RemindMe Ransomware Description
The RemindMe Ransomware is a threatening file encryptor that blocks your access to your data with an encryption routine, forcing you to pay its perpetrators for a decryption service tailored to your infection. Although some threat authors do provide real decryption services, the natural risks with such transactions make it preferable to use any other means of restoring encrypted content, when at all possible. Malware experts also stress using backups for limiting the RemindMe Ransomware's damages and anti-malware tools for properly deleting the RemindMe Ransomware.
A Trojan's Reminder You won't Soon Forget
Successfully profiting from a threat campaign isn't always a matter of doing something different from the competition. Since the rise of CryptoLocker in 2013, con artists have been using minor variations of the same code and tactics to deliver new attack campaigns, as seen with the RemindMe Ransomware. This Trojan dates to 2016 and has no public decryptor available to help victims reverse its attacks while avoiding its ransom demands.
Using distribution strategies not yet verified, the RemindMe Ransomware installs itself automatically and then scans your hard drives for suitable targets. Files most likely of being encrypted by the RemindMe Ransomware include those of popular Microsoft Office formats, along with general media formats, such as JPG or MP3. Besides adding the '.remind' extension to the name of each file, the RemindMe Ransomware also runs an encryption process, preventing you from opening them.
The RemindMe Ransomware's payload concludes with placing both TXT and HTML files in the same directories as any encrypted data. Both formats of files contain the same ransom message, demanding an unusually high (USD value of over eight hundred) Bitcoin payment and advice on how to make the transaction. Like the Jigsaw Ransomware and the CryptoBit Ransomware, the RemindMe Ransomware also places its victims under a sharp time constraint by threatening to delete any unpaid-for data after five days.
Getting out of a File Ransoming Attack without a Cent Paid in Ransoms
PC owners with truly essential data on their machines should use non-local backup strategies for straightforward means of recovering from the RemindMe Ransomware attacks. A majority of threats in the RemindMe Ransomware's classification will take action against local, Windows-based backups, but malware analysts see relatively few of them possessing the functions necessary for compromising cloud server accounts. Additionally, disconnected storage devices, such as the ubiquitous USB drive, always can restore your data from safe backups, thereby making the theoretical inviolability of this threat's encryption irrelevant.
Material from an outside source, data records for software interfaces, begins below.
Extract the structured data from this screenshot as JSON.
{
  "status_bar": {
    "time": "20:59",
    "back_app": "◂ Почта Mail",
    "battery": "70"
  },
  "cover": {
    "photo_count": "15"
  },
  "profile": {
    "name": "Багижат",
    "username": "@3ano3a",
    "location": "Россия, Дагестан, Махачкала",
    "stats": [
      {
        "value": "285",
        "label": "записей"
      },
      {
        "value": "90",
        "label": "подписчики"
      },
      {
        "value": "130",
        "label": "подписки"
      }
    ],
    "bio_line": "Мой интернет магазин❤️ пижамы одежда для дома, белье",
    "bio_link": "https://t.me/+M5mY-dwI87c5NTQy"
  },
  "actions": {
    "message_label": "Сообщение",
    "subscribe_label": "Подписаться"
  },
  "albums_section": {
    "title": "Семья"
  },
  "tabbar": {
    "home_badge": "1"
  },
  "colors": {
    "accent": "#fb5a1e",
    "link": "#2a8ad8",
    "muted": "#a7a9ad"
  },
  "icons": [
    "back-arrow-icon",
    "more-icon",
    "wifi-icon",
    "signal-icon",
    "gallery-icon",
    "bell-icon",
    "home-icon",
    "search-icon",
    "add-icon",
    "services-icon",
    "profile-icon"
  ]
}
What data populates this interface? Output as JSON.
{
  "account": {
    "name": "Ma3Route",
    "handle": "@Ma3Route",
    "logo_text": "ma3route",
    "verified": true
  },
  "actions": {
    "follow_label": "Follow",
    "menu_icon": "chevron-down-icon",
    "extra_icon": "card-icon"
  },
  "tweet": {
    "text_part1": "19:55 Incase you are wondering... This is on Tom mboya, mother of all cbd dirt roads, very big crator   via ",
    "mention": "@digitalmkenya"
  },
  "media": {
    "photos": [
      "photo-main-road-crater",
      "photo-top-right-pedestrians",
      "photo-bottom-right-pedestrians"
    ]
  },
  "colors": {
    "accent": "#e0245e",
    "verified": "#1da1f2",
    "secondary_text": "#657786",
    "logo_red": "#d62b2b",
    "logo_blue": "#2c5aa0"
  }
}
Once its encryption and message-dropping routines finish, the RemindMe Ransomware has no further observed functions. Despite its limited focus, the RemindMe Ransomware's presence may correlate to other security issues, including the installation of backdoor Trojans and other threats that could give fraudsters access to your PC. Using dedicated anti-malware products for deleting the RemindMe Ransomware while scanning the rest of your machine will prevent related threats from continuing to cause problems beyond the scope of the initial encryption attack.
Because the RemindMe Ransomware's campaign is dated recently, malware experts can provide no information regarding free decryption services for encrypted data. However, PC users with appropriate backup strategies should, as usual, find it easy to ignore this limitation.
Use SpyHunter to Detect and Remove PC Threats
If you are concerned that malware or PC threats similar to RemindMe Ransomware may have infected your computer, we recommend you start an in-depth system scan with SpyHunter. SpyHunter is an advanced malware protection and remediation application that offers subscribers a comprehensive method for protecting PCs from malware, in addition to providing one-on-one technical support service.
Why can't I open any program including SpyHunter? You may have a malware file running in memory that kills any programs that you try to launch on your PC. Tip: Download SpyHunter from a clean computer, copy it to a USB thumb drive, DVD or CD, then install it on the infected PC and run SpyHunter's malware scanner.